Appeals from the Order of the Court of Common Pleas of Philadelphia County in case of Commonwealth v. Washington Sporting Club, No. 1987 March Term, 1973.
Albert B. Miller, Special Assistant Attorney General, with him Welton J. Fischer, Assistant Attorney General, and Israel Packel, Attorney General, for appellant-appellee, Pennsylvania Liquor Control Board.
James Dunworth, with him Lynwood F. Blount, for appellant-appellee, Washington Sporting Club.
Judges Crumlish, Jr., Mencer and Rogers, sitting as a panel of three. Opinion by Judge Mencer.
[ 13 Pa. Commw. Page 258]
On March 26, 1973, after hearing following a citation, the Pennsylvania Liquor Control Board (Board) entered an order revoking the club liquor license of the Washington Sporting Club. This order was based upon the following finding of fact: "The licensed organization, by its servants, agents or employes sold liquor
[ 13 Pa. Commw. Page 259]
and/or malt or brewed beverages on the licensed premises to non-members, on October 22, November 5, 1972." This was the licensee's seventh violation since receiving its license in 1934.

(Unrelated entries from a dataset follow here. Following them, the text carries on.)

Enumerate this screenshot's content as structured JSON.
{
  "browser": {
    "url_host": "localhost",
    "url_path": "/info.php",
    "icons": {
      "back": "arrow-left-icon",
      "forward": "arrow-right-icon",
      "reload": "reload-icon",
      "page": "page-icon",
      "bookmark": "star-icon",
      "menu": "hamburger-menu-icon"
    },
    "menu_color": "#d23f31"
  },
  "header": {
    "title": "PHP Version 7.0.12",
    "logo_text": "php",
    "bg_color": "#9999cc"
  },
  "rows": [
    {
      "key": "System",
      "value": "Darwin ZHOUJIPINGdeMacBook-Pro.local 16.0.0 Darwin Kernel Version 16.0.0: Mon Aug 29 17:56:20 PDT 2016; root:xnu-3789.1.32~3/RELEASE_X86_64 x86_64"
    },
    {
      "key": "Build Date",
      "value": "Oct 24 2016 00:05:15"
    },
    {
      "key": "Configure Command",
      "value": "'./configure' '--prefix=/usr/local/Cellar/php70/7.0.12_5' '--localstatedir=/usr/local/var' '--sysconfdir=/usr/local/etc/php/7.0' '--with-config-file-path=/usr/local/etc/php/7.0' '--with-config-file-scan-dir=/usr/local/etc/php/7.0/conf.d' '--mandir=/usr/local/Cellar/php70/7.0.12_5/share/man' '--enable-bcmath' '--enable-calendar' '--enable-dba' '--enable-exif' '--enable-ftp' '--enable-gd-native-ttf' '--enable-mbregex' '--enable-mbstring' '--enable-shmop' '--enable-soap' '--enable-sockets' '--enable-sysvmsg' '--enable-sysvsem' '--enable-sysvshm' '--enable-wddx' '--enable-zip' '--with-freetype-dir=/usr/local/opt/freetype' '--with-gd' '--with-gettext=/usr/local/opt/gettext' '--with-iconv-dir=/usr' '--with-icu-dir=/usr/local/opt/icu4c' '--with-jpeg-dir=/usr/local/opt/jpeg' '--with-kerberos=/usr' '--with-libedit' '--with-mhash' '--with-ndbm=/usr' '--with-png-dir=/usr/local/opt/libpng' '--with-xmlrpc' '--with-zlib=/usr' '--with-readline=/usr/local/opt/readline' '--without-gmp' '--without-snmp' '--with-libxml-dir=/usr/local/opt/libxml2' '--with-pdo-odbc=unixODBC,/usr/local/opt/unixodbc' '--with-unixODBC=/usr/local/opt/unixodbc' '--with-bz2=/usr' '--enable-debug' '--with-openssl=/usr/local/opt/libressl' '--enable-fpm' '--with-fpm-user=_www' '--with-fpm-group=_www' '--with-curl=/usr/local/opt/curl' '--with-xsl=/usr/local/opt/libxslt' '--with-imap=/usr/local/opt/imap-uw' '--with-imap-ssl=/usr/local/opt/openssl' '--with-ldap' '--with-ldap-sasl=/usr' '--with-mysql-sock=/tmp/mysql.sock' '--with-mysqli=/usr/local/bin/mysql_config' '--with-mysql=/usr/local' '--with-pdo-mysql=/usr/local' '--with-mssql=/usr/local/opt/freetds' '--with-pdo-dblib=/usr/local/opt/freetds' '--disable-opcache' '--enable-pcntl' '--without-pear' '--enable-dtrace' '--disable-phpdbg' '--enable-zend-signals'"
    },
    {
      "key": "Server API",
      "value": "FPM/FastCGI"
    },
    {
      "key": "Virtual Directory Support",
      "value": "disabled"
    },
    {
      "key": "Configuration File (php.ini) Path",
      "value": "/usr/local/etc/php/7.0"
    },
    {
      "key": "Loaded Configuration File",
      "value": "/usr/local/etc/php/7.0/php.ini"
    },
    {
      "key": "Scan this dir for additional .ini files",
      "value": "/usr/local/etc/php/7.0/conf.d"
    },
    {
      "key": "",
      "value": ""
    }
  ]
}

The licensee appealed to the Court of Common Pleas of Philadelphia County and that tribunal entered an order June 22, 1973, denying the appeal and modifying the Board's order by substituting a 30-day suspension of the club license for the Board's revocation of that license. Both the Board and the licensee have appealed to this Court.
The court below found, after hearing, that "on October 22, November 5, 1972 the [Washington Sporting Club] sold liquor and/or malt beverages on its premises to non-members" and "[t]hese acts were in violation of the applicable provisions of the Pennsylvania Liquor Code." In view of this finding, there was no justification for a modification of the order of the Board. The court of common pleas may change the penalty imposed by the Board "only when it has made significant and material changes in the findings of the Board." Noonday Club of Delaware County, Inc. Liquor License Case, 433 Pa. 458, 464, 252 A.2d 568, 572 (1968).
It is now firmly established that the lower court must make findings of fact on the material issues different from those made by the Board before the action taken by the Board can be reversed or changed. Unless the lower court's change or modification is so grounded, it cannot stand. Carver House, Inc. Liquor License Case, 454 Pa. 38, 310 A.2d 81 (1973).
Here there are no findings of fact on material issues made by the lower court which are different from those made by the Board. Therefore, this case can be distinguished from Commonwealth v. M.S.G., Inc., 7 Pa. Commonwealth Ct. 540, 297 A.2d 556 (1972), wherein we approved a lower court ...